Exercise directions >> Restate the data below word for word, keeping each line intact.

#### Supplied records ####

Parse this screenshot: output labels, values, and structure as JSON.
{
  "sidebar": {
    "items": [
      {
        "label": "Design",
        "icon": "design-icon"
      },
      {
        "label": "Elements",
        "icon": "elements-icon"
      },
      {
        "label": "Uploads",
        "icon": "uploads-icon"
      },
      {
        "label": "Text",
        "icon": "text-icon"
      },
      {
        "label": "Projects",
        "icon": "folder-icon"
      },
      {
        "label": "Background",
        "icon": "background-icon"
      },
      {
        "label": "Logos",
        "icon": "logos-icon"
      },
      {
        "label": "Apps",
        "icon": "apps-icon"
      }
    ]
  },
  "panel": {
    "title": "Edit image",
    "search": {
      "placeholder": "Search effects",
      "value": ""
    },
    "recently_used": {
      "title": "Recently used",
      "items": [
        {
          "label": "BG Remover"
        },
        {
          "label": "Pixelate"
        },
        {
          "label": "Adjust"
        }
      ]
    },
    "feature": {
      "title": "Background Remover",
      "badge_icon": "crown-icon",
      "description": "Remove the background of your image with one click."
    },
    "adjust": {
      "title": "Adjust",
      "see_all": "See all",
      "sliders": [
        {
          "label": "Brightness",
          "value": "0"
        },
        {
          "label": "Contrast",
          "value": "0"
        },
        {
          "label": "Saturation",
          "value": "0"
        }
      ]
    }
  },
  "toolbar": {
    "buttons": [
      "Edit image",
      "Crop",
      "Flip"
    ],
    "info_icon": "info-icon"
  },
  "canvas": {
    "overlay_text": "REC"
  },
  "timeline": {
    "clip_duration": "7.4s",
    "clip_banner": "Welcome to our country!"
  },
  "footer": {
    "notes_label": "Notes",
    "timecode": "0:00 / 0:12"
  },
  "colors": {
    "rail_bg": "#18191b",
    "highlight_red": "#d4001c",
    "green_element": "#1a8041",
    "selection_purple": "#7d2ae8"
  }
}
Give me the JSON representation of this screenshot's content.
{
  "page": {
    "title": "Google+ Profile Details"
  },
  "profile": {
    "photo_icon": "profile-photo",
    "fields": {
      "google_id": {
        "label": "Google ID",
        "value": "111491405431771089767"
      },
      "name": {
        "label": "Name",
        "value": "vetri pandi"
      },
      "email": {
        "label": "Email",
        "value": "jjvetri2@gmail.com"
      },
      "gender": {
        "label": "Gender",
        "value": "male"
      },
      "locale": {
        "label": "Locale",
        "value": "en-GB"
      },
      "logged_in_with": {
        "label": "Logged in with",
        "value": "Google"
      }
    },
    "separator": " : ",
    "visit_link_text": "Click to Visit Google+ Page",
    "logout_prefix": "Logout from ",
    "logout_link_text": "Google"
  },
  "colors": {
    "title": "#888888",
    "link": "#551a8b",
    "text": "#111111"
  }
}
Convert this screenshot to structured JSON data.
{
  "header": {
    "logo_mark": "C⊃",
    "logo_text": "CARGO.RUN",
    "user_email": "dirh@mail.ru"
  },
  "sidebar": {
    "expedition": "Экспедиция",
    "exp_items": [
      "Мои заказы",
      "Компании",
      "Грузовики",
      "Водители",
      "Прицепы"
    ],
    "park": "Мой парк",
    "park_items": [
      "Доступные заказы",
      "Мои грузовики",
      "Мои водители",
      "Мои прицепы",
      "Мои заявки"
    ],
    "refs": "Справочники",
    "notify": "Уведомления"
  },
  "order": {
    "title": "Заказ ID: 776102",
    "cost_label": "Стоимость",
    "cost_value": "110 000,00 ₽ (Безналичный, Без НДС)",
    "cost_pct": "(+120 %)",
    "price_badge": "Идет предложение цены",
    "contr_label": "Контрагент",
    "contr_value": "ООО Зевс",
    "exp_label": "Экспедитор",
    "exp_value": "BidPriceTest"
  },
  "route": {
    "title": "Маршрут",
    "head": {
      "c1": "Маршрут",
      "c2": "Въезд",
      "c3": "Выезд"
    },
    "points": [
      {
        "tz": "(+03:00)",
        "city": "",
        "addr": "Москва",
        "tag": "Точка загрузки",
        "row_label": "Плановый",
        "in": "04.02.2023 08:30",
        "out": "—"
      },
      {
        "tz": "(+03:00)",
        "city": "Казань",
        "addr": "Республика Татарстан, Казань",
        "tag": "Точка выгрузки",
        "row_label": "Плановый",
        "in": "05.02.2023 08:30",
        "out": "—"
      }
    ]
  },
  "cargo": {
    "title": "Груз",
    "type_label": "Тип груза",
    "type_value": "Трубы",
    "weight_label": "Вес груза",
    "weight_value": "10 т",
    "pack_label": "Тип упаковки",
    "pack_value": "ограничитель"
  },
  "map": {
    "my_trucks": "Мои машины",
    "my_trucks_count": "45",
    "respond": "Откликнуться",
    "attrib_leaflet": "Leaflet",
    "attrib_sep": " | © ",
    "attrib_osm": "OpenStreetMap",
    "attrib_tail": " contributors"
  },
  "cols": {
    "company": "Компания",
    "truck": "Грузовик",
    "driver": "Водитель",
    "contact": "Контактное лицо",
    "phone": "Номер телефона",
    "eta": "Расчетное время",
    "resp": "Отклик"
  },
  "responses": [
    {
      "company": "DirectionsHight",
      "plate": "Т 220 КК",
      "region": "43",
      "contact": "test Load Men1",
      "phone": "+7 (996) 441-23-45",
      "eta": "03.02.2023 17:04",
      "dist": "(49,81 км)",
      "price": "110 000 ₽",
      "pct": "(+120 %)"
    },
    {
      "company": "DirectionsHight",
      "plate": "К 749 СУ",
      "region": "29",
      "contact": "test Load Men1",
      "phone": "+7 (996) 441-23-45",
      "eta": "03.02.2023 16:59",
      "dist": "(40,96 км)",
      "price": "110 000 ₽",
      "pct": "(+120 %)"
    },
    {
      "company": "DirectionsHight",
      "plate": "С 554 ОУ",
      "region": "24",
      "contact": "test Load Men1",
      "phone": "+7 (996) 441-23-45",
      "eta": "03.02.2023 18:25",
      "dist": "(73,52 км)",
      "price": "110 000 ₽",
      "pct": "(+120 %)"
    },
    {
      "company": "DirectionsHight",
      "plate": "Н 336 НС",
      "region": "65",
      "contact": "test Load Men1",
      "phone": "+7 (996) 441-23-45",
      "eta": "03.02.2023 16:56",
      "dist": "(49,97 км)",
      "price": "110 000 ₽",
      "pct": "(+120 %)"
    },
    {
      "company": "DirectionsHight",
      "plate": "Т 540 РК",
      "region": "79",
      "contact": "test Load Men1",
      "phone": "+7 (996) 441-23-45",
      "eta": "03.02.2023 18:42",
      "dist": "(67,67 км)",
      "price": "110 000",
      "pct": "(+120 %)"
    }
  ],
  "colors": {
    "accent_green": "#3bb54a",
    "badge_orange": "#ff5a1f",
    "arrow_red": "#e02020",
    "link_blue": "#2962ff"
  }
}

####

Exercise response >>
Parse this screenshot: output labels, values, and structure as JSON.
{
  "sidebar": {
    "items": [
      {
        "label": "Design",
        "icon": "design-icon"
      },
      {
        "label": "Elements",
        "icon": "elements-icon"
      },
      {
        "label": "Uploads",
        "icon": "uploads-icon"
      },
      {
        "label": "Text",
        "icon": "text-icon"
      },
      {
        "label": "Projects",
        "icon": "folder-icon"
      },
      {
        "label": "Background",
        "icon": "background-icon"
      },
      {
        "label": "Logos",
        "icon": "logos-icon"
      },
      {
        "label": "Apps",
        "icon": "apps-icon"
      }
    ]
  },
  "panel": {
    "title": "Edit image",
    "search": {
      "placeholder": "Search effects",
      "value": ""
    },
    "recently_used": {
      "title": "Recently used",
      "items": [
        {
          "label": "BG Remover"
        },
        {
          "label": "Pixelate"
        },
        {
          "label": "Adjust"
        }
      ]
    },
    "feature": {
      "title": "Background Remover",
      "badge_icon": "crown-icon",
      "description": "Remove the background of your image with one click."
    },
    "adjust": {
      "title": "Adjust",
      "see_all": "See all",
      "sliders": [
        {
          "label": "Brightness",
          "value": "0"
        },
        {
          "label": "Contrast",
          "value": "0"
        },
        {
          "label": "Saturation",
          "value": "0"
        }
      ]
    }
  },
  "toolbar": {
    "buttons": [
      "Edit image",
      "Crop",
      "Flip"
    ],
    "info_icon": "info-icon"
  },
  "canvas": {
    "overlay_text": "REC"
  },
  "timeline": {
    "clip_duration": "7.4s",
    "clip_banner": "Welcome to our country!"
  },
  "footer": {
    "notes_label": "Notes",
    "timecode": "0:00 / 0:12"
  },
  "colors": {
    "rail_bg": "#18191b",
    "highlight_red": "#d4001c",
    "green_element": "#1a8041",
    "selection_purple": "#7d2ae8"
  }
}
Give me the JSON representation of this screenshot's content.
{
  "page": {
    "title": "Google+ Profile Details"
  },
  "profile": {
    "photo_icon": "profile-photo",
    "fields": {
      "google_id": {
        "label": "Google ID",
        "value": "111491405431771089767"
      },
      "name": {
        "label": "Name",
        "value": "vetri pandi"
      },
      "email": {
        "label": "Email",
        "value": "jjvetri2@gmail.com"
      },
      "gender": {
        "label": "Gender",
        "value": "male"
      },
      "locale": {
        "label": "Locale",
        "value": "en-GB"
      },
      "logged_in_with": {
        "label": "Logged in with",
        "value": "Google"
      }
    },
    "separator": " : ",
    "visit_link_text": "Click to Visit Google+ Page",
    "logout_prefix": "Logout from ",
    "logout_link_text": "Google"
  },
  "colors": {
    "title": "#888888",
    "link": "#551a8b",
    "text": "#111111"
  }
}
Convert this screenshot to structured JSON data.
{
  "header": {
    "logo_mark": "C⊃",
    "logo_text": "CARGO.RUN",
    "user_email": "dirh@mail.ru"
  },
  "sidebar": {
    "expedition": "Экспедиция",
    "exp_items": [
      "Мои заказы",
      "Компании",
      "Грузовики",
      "Водители",
      "Прицепы"
    ],
    "park": "Мой парк",
    "park_items": [
      "Доступные заказы",
      "Мои грузовики",
      "Мои водители",
      "Мои прицепы",
      "Мои заявки"
    ],
    "refs": "Справочники",
    "notify": "Уведомления"
  },
  "order": {
    "title": "Заказ ID: 776102",
    "cost_label": "Стоимость",
    "cost_value": "110 000,00 ₽ (Безналичный, Без НДС)",
    "cost_pct": "(+120 %)",
    "price_badge": "Идет предложение цены",
    "contr_label": "Контрагент",
    "contr_value": "ООО Зевс",
    "exp_label": "Экспедитор",
    "exp_value": "BidPriceTest"
  },
  "route": {
    "title": "Маршрут",
    "head": {
      "c1": "Маршрут",
      "c2": "Въезд",
      "c3": "Выезд"
    },
    "points": [
      {
        "tz": "(+03:00)",
        "city": "",
        "addr": "Москва",
        "tag": "Точка загрузки",
        "row_label": "Плановый",
        "in": "04.02.2023 08:30",
        "out": "—"
      },
      {
        "tz": "(+03:00)",
        "city": "Казань",
        "addr": "Республика Татарстан, Казань",
        "tag": "Точка выгрузки",
        "row_label": "Плановый",
        "in": "05.02.2023 08:30",
        "out": "—"
      }
    ]
  },
  "cargo": {
    "title": "Груз",
    "type_label": "Тип груза",
    "type_value": "Трубы",
    "weight_label": "Вес груза",
    "weight_value": "10 т",
    "pack_label": "Тип упаковки",
    "pack_value": "ограничитель"
  },
  "map": {
    "my_trucks": "Мои машины",
    "my_trucks_count": "45",
    "respond": "Откликнуться",
    "attrib_leaflet": "Leaflet",
    "attrib_sep": " | © ",
    "attrib_osm": "OpenStreetMap",
    "attrib_tail": " contributors"
  },
  "cols": {
    "company": "Компания",
    "truck": "Грузовик",
    "driver": "Водитель",
    "contact": "Контактное лицо",
    "phone": "Номер телефона",
    "eta": "Расчетное время",
    "resp": "Отклик"
  },
  "responses": [
    {
      "company": "DirectionsHight",
      "plate": "Т 220 КК",
      "region": "43",
      "contact": "test Load Men1",
      "phone": "+7 (996) 441-23-45",
      "eta": "03.02.2023 17:04",
      "dist": "(49,81 км)",
      "price": "110 000 ₽",
      "pct": "(+120 %)"
    },
    {
      "company": "DirectionsHight",
      "plate": "К 749 СУ",
      "region": "29",
      "contact": "test Load Men1",
      "phone": "+7 (996) 441-23-45",
      "eta": "03.02.2023 16:59",
      "dist": "(40,96 км)",
      "price": "110 000 ₽",
      "pct": "(+120 %)"
    },
    {
      "company": "DirectionsHight",
      "plate": "С 554 ОУ",
      "region": "24",
      "contact": "test Load Men1",
      "phone": "+7 (996) 441-23-45",
      "eta": "03.02.2023 18:25",
      "dist": "(73,52 км)",
      "price": "110 000 ₽",
      "pct": "(+120 %)"
    },
    {
      "company": "DirectionsHight",
      "plate": "Н 336 НС",
      "region": "65",
      "contact": "test Load Men1",
      "phone": "+7 (996) 441-23-45",
      "eta": "03.02.2023 16:56",
      "dist": "(49,97 км)",
      "price": "110 000 ₽",
      "pct": "(+120 %)"
    },
    {
      "company": "DirectionsHight",
      "plate": "Т 540 РК",
      "region": "79",
      "contact": "test Load Men1",
      "phone": "+7 (996) 441-23-45",
      "eta": "03.02.2023 18:42",
      "dist": "(67,67 км)",
      "price": "110 000",
      "pct": "(+120 %)"
    }
  ],
  "colors": {
    "accent_green": "#3bb54a",
    "badge_orange": "#ff5a1f",
    "arrow_red": "#e02020",
    "link_blue": "#2962ff"
  }
}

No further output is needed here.